Exercise
Please copy the data shown below, word for word.
··········
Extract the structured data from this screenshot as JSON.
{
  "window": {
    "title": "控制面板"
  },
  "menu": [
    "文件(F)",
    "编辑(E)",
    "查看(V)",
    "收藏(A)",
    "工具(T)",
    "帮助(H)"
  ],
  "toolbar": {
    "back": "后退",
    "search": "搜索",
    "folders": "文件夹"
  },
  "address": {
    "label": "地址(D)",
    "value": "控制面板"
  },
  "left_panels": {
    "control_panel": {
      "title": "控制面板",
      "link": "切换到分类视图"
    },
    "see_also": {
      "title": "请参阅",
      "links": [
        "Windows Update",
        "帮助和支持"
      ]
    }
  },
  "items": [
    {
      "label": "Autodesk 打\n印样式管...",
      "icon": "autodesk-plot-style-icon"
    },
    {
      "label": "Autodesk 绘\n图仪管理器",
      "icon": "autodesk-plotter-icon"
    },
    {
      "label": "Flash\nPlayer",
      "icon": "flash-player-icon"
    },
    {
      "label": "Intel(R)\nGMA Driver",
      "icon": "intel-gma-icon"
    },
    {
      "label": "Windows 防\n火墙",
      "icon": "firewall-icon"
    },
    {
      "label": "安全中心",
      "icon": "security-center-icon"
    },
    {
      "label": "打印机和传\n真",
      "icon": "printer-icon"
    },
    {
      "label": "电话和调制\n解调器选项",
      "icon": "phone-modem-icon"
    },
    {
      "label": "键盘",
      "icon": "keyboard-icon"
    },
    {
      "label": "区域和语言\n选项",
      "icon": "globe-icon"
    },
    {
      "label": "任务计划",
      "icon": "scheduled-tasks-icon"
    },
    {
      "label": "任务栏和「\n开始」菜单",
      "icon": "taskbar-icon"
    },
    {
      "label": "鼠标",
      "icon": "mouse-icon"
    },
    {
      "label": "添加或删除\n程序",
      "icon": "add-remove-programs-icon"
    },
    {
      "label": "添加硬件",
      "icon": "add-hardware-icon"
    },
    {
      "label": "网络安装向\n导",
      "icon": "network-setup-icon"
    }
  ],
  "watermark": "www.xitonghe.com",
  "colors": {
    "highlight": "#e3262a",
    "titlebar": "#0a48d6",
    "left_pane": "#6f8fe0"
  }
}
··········
Solution to this exercise
Extract the structured data from this screenshot as JSON.
{
  "window": {
    "title": "控制面板"
  },
  "menu": [
    "文件(F)",
    "编辑(E)",
    "查看(V)",
    "收藏(A)",
    "工具(T)",
    "帮助(H)"
  ],
  "toolbar": {
    "back": "后退",
    "search": "搜索",
    "folders": "文件夹"
  },
  "address": {
    "label": "地址(D)",
    "value": "控制面板"
  },
  "left_panels": {
    "control_panel": {
      "title": "控制面板",
      "link": "切换到分类视图"
    },
    "see_also": {
      "title": "请参阅",
      "links": [
        "Windows Update",
        "帮助和支持"
      ]
    }
  },
  "items": [
    {
      "label": "Autodesk 打\n印样式管...",
      "icon": "autodesk-plot-style-icon"
    },
    {
      "label": "Autodesk 绘\n图仪管理器",
      "icon": "autodesk-plotter-icon"
    },
    {
      "label": "Flash\nPlayer",
      "icon": "flash-player-icon"
    },
    {
      "label": "Intel(R)\nGMA Driver",
      "icon": "intel-gma-icon"
    },
    {
      "label": "Windows 防\n火墙",
      "icon": "firewall-icon"
    },
    {
      "label": "安全中心",
      "icon": "security-center-icon"
    },
    {
      "label": "打印机和传\n真",
      "icon": "printer-icon"
    },
    {
      "label": "电话和调制\n解调器选项",
      "icon": "phone-modem-icon"
    },
    {
      "label": "键盘",
      "icon": "keyboard-icon"
    },
    {
      "label": "区域和语言\n选项",
      "icon": "globe-icon"
    },
    {
      "label": "任务计划",
      "icon": "scheduled-tasks-icon"
    },
    {
      "label": "任务栏和「\n开始」菜单",
      "icon": "taskbar-icon"
    },
    {
      "label": "鼠标",
      "icon": "mouse-icon"
    },
    {
      "label": "添加或删除\n程序",
      "icon": "add-remove-programs-icon"
    },
    {
      "label": "添加硬件",
      "icon": "add-hardware-icon"
    },
    {
      "label": "网络安装向\n导",
      "icon": "network-setup-icon"
    }
  ],
  "watermark": "www.xitonghe.com",
  "colors": {
    "highlight": "#e3262a",
    "titlebar": "#0a48d6",
    "left_pane": "#6f8fe0"
  }
}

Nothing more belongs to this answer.